Last blog we looked at the definition of attorney/client privilege in Nevada.
This blog we examine the definitions within the definition.
For instance, under Nevada law, the term “client” is defined as follows:
49.045. “Client” defined
“Client” means a person, including a public officer,
corporation, association or other organization or entity, either public
or private, who is rendered professional legal services by a lawyer,
or who consults a lawyer with a view to obtaining professional legal
services from him.
Interestingly, there is always an argument that you become a “client” of an attorney, at least for the purpose of obtaining privilege, as soon as you talk to an attorney about your case and regardless of whether you retain him or pay him.
Let’s look at a few other definitions:
49.055. “Confidential” defined
A communication is “confidential” if it is not intended to
be disclosed to third persons other than those to whom disclosure
is in furtherance of the rendition of professional legal services to

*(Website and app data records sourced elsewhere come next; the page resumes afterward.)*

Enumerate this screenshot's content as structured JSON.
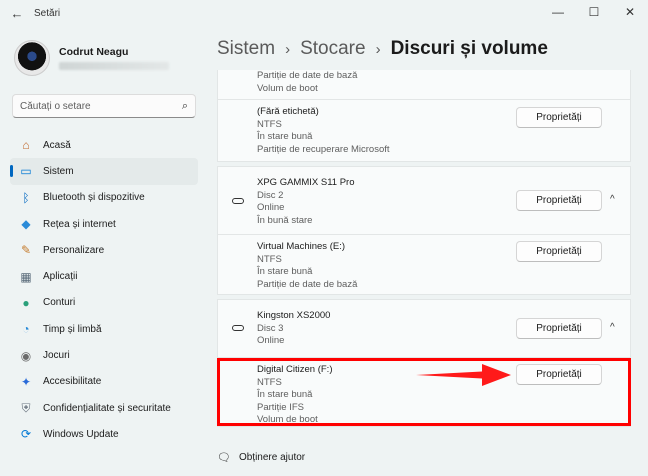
{
  "window": {
    "title": "Setări",
    "back_glyph": "←",
    "minimize_glyph": "—",
    "maximize_glyph": "☐",
    "close_glyph": "✕"
  },
  "profile": {
    "name": "Codrut Neagu"
  },
  "search": {
    "placeholder": "Căutați o setare",
    "icon": "search-icon",
    "glyph": "⌕"
  },
  "nav": {
    "items": [
      {
        "label": "Acasă",
        "icon": "home-icon",
        "glyph": "⌂",
        "color": "#c0672b"
      },
      {
        "label": "Sistem",
        "icon": "system-icon",
        "glyph": "▭",
        "color": "#0078d4"
      },
      {
        "label": "Bluetooth și dispozitive",
        "icon": "bluetooth-icon",
        "glyph": "ᛒ",
        "color": "#0067c0"
      },
      {
        "label": "Rețea și internet",
        "icon": "wifi-icon",
        "glyph": "◆",
        "color": "#2a8bd8"
      },
      {
        "label": "Personalizare",
        "icon": "brush-icon",
        "glyph": "✎",
        "color": "#c47a2b"
      },
      {
        "label": "Aplicații",
        "icon": "apps-icon",
        "glyph": "▦",
        "color": "#5a6b7a"
      },
      {
        "label": "Conturi",
        "icon": "account-icon",
        "glyph": "●",
        "color": "#2aa07a"
      },
      {
        "label": "Timp și limbă",
        "icon": "clock-icon",
        "glyph": "◔",
        "color": "#2a8bd8"
      },
      {
        "label": "Jocuri",
        "icon": "gamepad-icon",
        "glyph": "◉",
        "color": "#6b6b6b"
      },
      {
        "label": "Accesibilitate",
        "icon": "accessibility-icon",
        "glyph": "✦",
        "color": "#2a6bd8"
      },
      {
        "label": "Confidențialitate și securitate",
        "icon": "shield-icon",
        "glyph": "⛨",
        "color": "#6b7580"
      },
      {
        "label": "Windows Update",
        "icon": "update-icon",
        "glyph": "⟳",
        "color": "#0078d4"
      }
    ]
  },
  "breadcrumb": {
    "level1": "Sistem",
    "level2": "Stocare",
    "current": "Discuri și volume",
    "sep": "›"
  },
  "cards": {
    "card1": {
      "partial_lines": [
        "Partiție de date de bază",
        "Volum de boot"
      ],
      "volume": {
        "lines": [
          "(Fără etichetă)",
          "NTFS",
          "În stare bună",
          "Partiție de recuperare Microsoft"
        ],
        "button": "Proprietăți"
      }
    },
    "card2": {
      "disk": {
        "lines": [
          "XPG GAMMIX S11 Pro",
          "Disc 2",
          "Online",
          "În bună stare"
        ],
        "button": "Proprietăți",
        "chevron": "^"
      },
      "volume": {
        "lines": [
          "Virtual Machines (E:)",
          "NTFS",
          "În stare bună",
          "Partiție de date de bază"
        ],
        "button": "Proprietăți"
      }
    },
    "card3": {
      "disk": {
        "lines": [
          "Kingston XS2000",
          "Disc 3",
          "Online"
        ],
        "button": "Proprietăți",
        "chevron": "^"
      },
      "volume": {
        "lines": [
          "Digital Citizen (F:)",
          "NTFS",
          "În stare bună",
          "Partiție IFS",
          "Volum de boot"
        ],
        "button": "Proprietăți"
      }
    }
  },
  "help": {
    "label": "Obținere ajutor",
    "icon": "help-icon",
    "glyph": "🗨"
  },
  "colors": {
    "accent": "#0067c0",
    "highlight": "#ff0000"
  }
}
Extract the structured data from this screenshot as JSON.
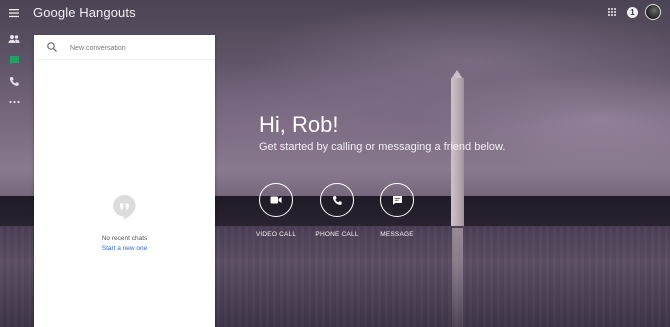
{
  "header": {
    "brand": "Google Hangouts",
    "notification_count": "1"
  },
  "sidebar": {
    "items": [
      {
        "name": "menu-icon"
      },
      {
        "name": "contacts-icon"
      },
      {
        "name": "chat-icon"
      },
      {
        "name": "phone-icon"
      },
      {
        "name": "more-icon"
      }
    ]
  },
  "conversations": {
    "search_placeholder": "New conversation",
    "empty_text": "No recent chats",
    "start_link": "Start a new one"
  },
  "main": {
    "greeting": "Hi, Rob!",
    "subtitle": "Get started by calling or messaging a friend below.",
    "actions": [
      {
        "label": "VIDEO CALL",
        "icon": "video-icon"
      },
      {
        "label": "PHONE CALL",
        "icon": "phone-icon"
      },
      {
        "label": "MESSAGE",
        "icon": "message-icon"
      }
    ]
  },
  "colors": {
    "accent_green": "#1ea362",
    "link_blue": "#2b6cdb"
  }
}
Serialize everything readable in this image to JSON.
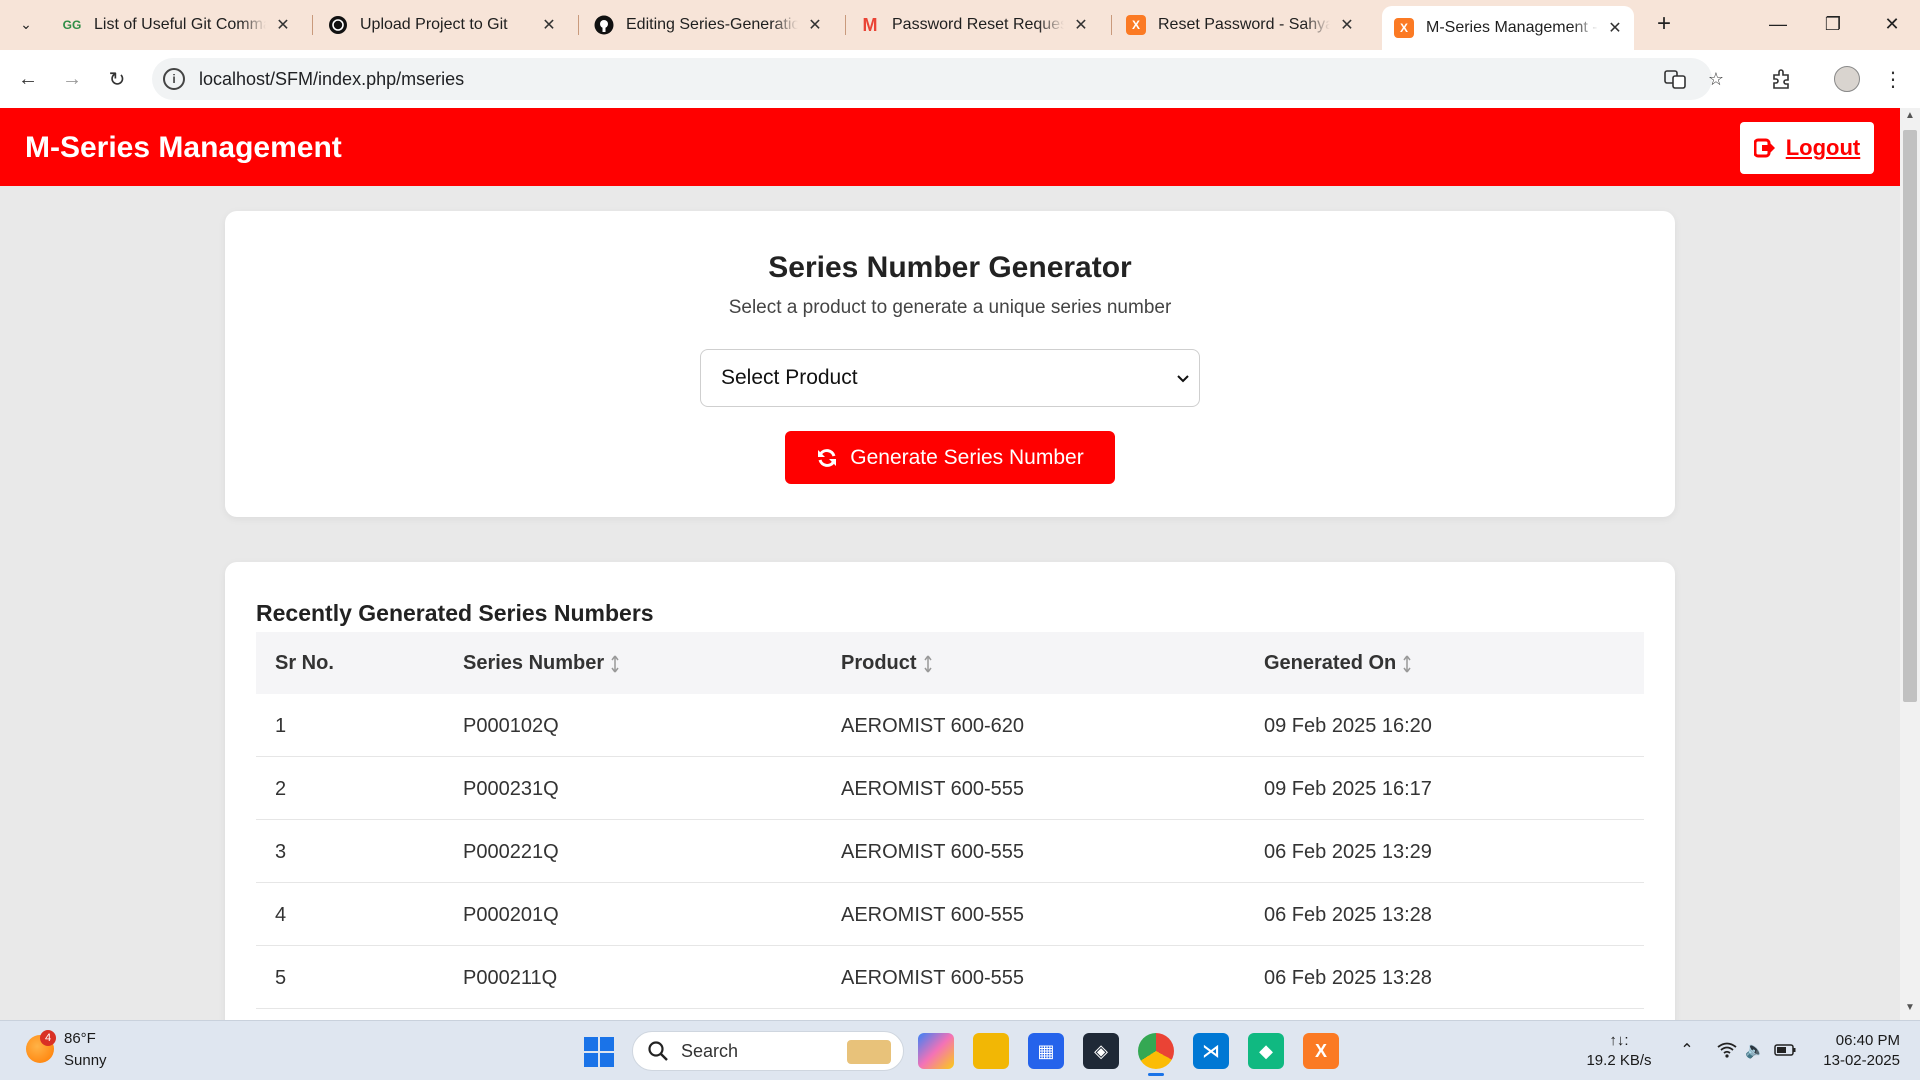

the client or those reasonably necessary for the transmission of the
49.065. “Lawyer” defined
“Lawyer” means a person authorized, or reasonably believed
by the client to be authorized, to practice law in any state or nation.
*Note here that the lawyer may not even be licensed to practice in Nevada, but if you think he is, privilege may apply.
49.075. “Representative of the client” defined
“Representative of the client” means a person having
authority to obtain professional legal services, or to act on advice
rendered pursuant thereto, on behalf of the client.
49.085. “Representative of the lawyer” defined
“Representative of the lawyer” means a person employed by
the lawyer to assist in the rendition of professional legal services.
Next blog I’ll set out the legal list of who may claim this privilege and what exceptions exist.
Steve is the Managing Shareholder of Steven J. Klearman & Associates, a civil litigation law firm located in Reno, Nevada. He practices primarily in the areas of civil litigation and injury law, and has authored one of the definitive guides to Nevada civil law that is widely used by Nevada judges and attorneys, his book entitled Elements of Nevada Legal Theories.